### AIM OF THE EXERCISE
Search the listing for the string "chevron". Copy every line that has it.

### RAW DATA
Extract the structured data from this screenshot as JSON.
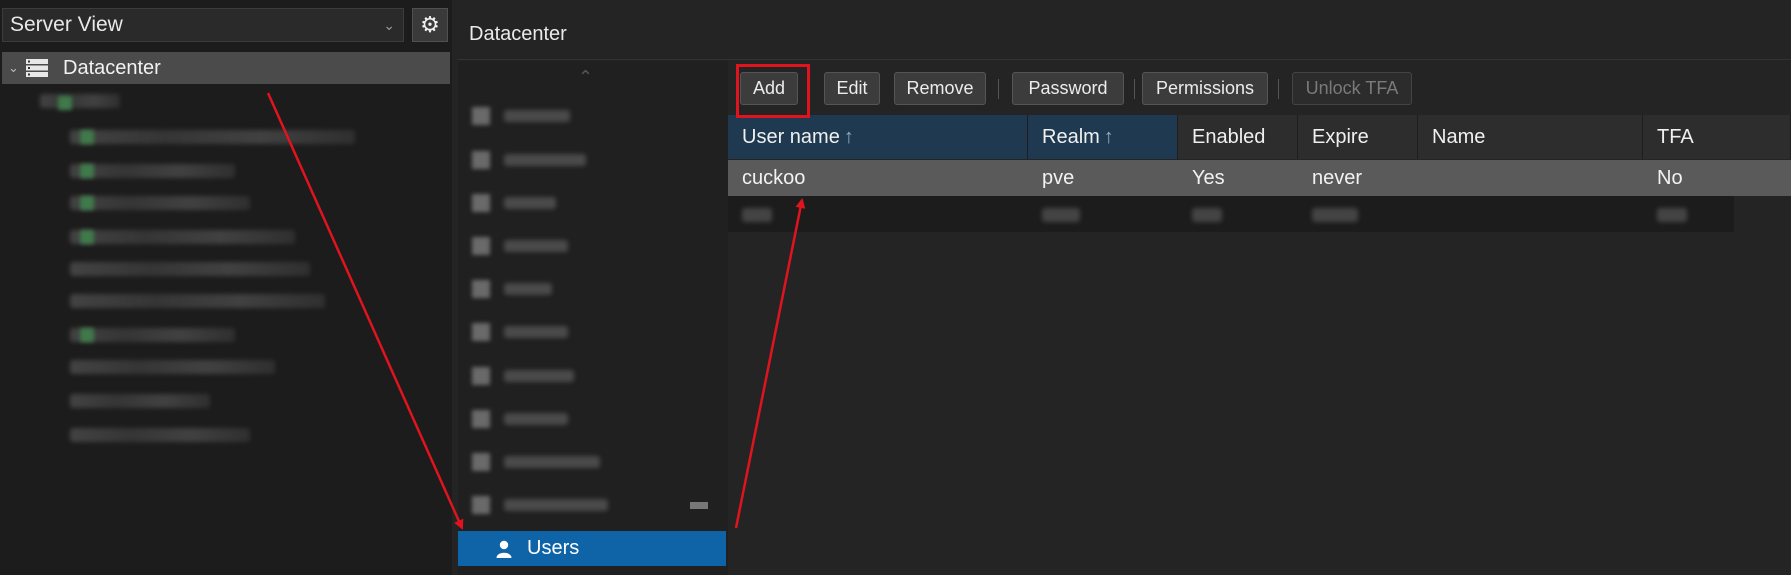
{
  "left_panel": {
    "view_selector": {
      "value": "Server View",
      "chevron_icon": "chevron-down-icon"
    },
    "settings_icon": "gear-icon",
    "tree": {
      "root_label": "Datacenter",
      "root_icon": "server-rack-icon",
      "toggle_icon": "chevron-down-icon"
    }
  },
  "main": {
    "title": "Datacenter",
    "nav": {
      "scroll_up_icon": "chevron-up-icon",
      "selected_item": {
        "label": "Users",
        "icon": "user-icon"
      }
    },
    "toolbar": {
      "add_label": "Add",
      "edit_label": "Edit",
      "remove_label": "Remove",
      "password_label": "Password",
      "permissions_label": "Permissions",
      "unlock_tfa_label": "Unlock TFA"
    },
    "grid": {
      "columns": [
        "User name",
        "Realm",
        "Enabled",
        "Expire",
        "Name",
        "TFA"
      ],
      "sort_icon": "↑",
      "rows": [
        {
          "user_name": "cuckoo",
          "realm": "pve",
          "enabled": "Yes",
          "expire": "never",
          "name": "",
          "tfa": "No"
        }
      ]
    }
  },
  "colors": {
    "selected_nav": "#0f64a8",
    "sorted_header": "#1f3a50",
    "annotation_red": "#e0141e",
    "selected_row": "#5a5a5a"
  }
}
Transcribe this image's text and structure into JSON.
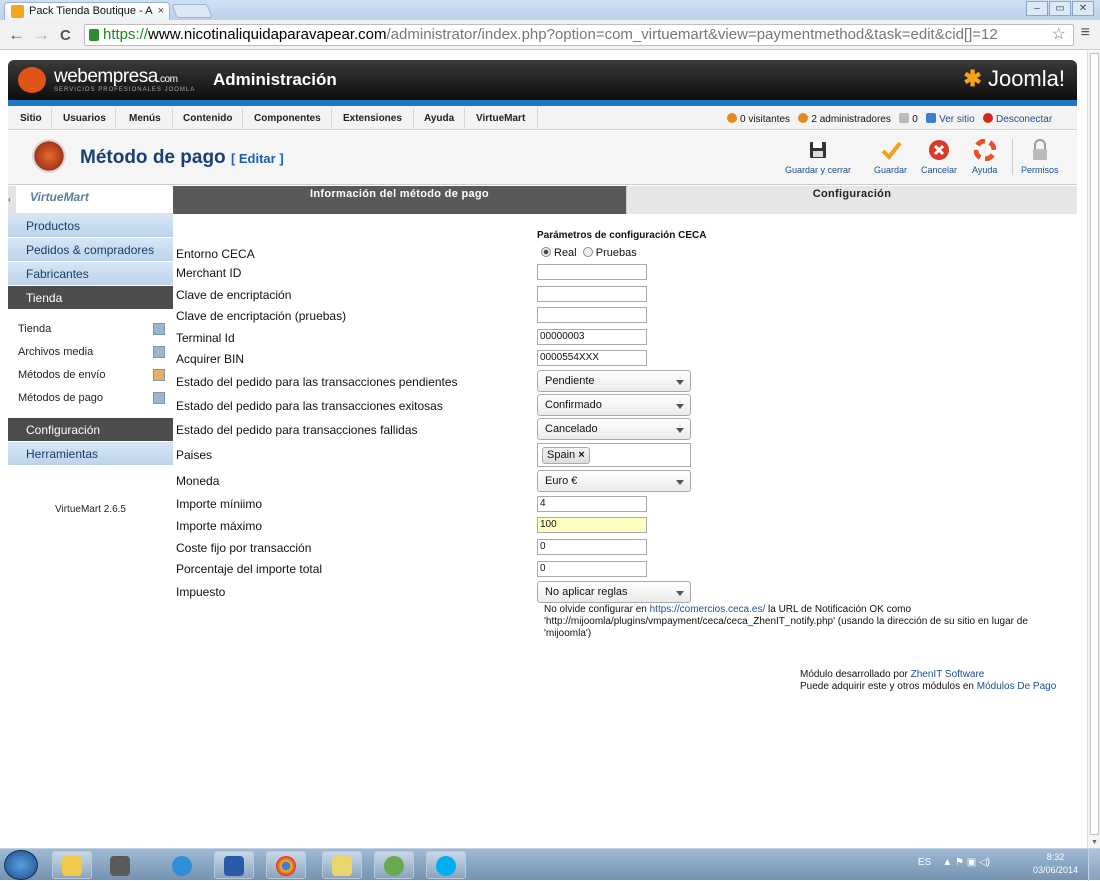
{
  "browser": {
    "tab_title": "Pack Tienda Boutique - A",
    "tab_close": "×",
    "url_scheme": "https://",
    "url_host": "www.nicotinaliquidaparavapear.com",
    "url_path": "/administrator/index.php?option=com_virtuemart&view=paymentmethod&task=edit&cid[]=12",
    "back": "←",
    "forward": "→",
    "reload": "C",
    "star": "☆",
    "menu": "≡",
    "win_min": "–",
    "win_max": "▭",
    "win_close": "✕"
  },
  "header": {
    "brand": "webempresa",
    "brand_suffix": ".com",
    "brand_sub": "SERVICIOS PROFESIONALES JOOMLA",
    "title": "Administración",
    "joomla_logo": "Joomla!"
  },
  "topmenu": {
    "items": [
      "Sitio",
      "Usuarios",
      "Menús",
      "Contenido",
      "Componentes",
      "Extensiones",
      "Ayuda",
      "VirtueMart"
    ],
    "visitors": "0 visitantes",
    "admins": "2 administradores",
    "messages": "0",
    "view_site": "Ver sitio",
    "logout": "Desconectar"
  },
  "toolbar": {
    "page_title": "Método de pago",
    "page_subtitle": "[ Editar ]",
    "buttons": [
      "Guardar y cerrar",
      "Guardar",
      "Cancelar",
      "Ayuda",
      "Permisos"
    ]
  },
  "sidebar": {
    "logo": "VirtueMart",
    "collapse": "‹",
    "sections": [
      "Productos",
      "Pedidos & compradores",
      "Fabricantes",
      "Tienda"
    ],
    "subitems": [
      "Tienda",
      "Archivos media",
      "Métodos de envío",
      "Métodos de pago"
    ],
    "bottom": [
      "Configuración",
      "Herramientas"
    ],
    "version": "VirtueMart 2.6.5"
  },
  "tabs": {
    "info": "Información del método de pago",
    "config": "Configuración"
  },
  "form": {
    "section_title": "Parámetros de configuración CECA",
    "labels": {
      "entorno": "Entorno CECA",
      "merchant": "Merchant ID",
      "clave": "Clave de encriptación",
      "clave_pruebas": "Clave de encriptación (pruebas)",
      "terminal": "Terminal Id",
      "acquirer": "Acquirer BIN",
      "estado_pend": "Estado del pedido para las transacciones pendientes",
      "estado_exit": "Estado del pedido para las transacciones exitosas",
      "estado_fall": "Estado del pedido para transacciones fallidas",
      "paises": "Paises",
      "moneda": "Moneda",
      "importe_min": "Importe míniimo",
      "importe_max": "Importe máximo",
      "coste_fijo": "Coste fijo por transacción",
      "porcentaje": "Porcentaje del importe total",
      "impuesto": "Impuesto"
    },
    "radio_real": "Real",
    "radio_pruebas": "Pruebas",
    "values": {
      "merchant": "",
      "clave": "",
      "clave_pruebas": "",
      "terminal": "00000003",
      "acquirer": "0000554XXX",
      "estado_pend": "Pendiente",
      "estado_exit": "Confirmado",
      "estado_fall": "Cancelado",
      "pais_chip": "Spain",
      "chip_remove": "×",
      "moneda": "Euro €",
      "importe_min": "4",
      "importe_max": "100",
      "coste_fijo": "0",
      "porcentaje": "0",
      "impuesto": "No aplicar reglas"
    },
    "note_prefix": "No olvide configurar en ",
    "note_link": "https://comercios.ceca.es/",
    "note_suffix": " la URL de Notificación OK como 'http://mijoomla/plugins/vmpayment/ceca/ceca_ZhenIT_notify.php' (usando la dirección de su sitio en lugar de 'mijoomla')",
    "credit_line1": "Módulo desarrollado por ",
    "credit_link1": "ZhenIT Software",
    "credit_line2": "Puede adquirir este y otros módulos en ",
    "credit_link2": "Módulos De Pago"
  },
  "taskbar": {
    "lang": "ES",
    "tray_icons": "▲  ⚑  ▣  ◁)",
    "time": "8:32",
    "date": "03/06/2014"
  },
  "colors": {
    "joomla_blue": "#1f78c1",
    "active_tab": "#595959",
    "highlight_input": "#ffffc2"
  }
}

### WRITTEN ANSWER
      "chevron_icon": "chevron-down-icon"
      "toggle_icon": "chevron-down-icon"
      "scroll_up_icon": "chevron-up-icon",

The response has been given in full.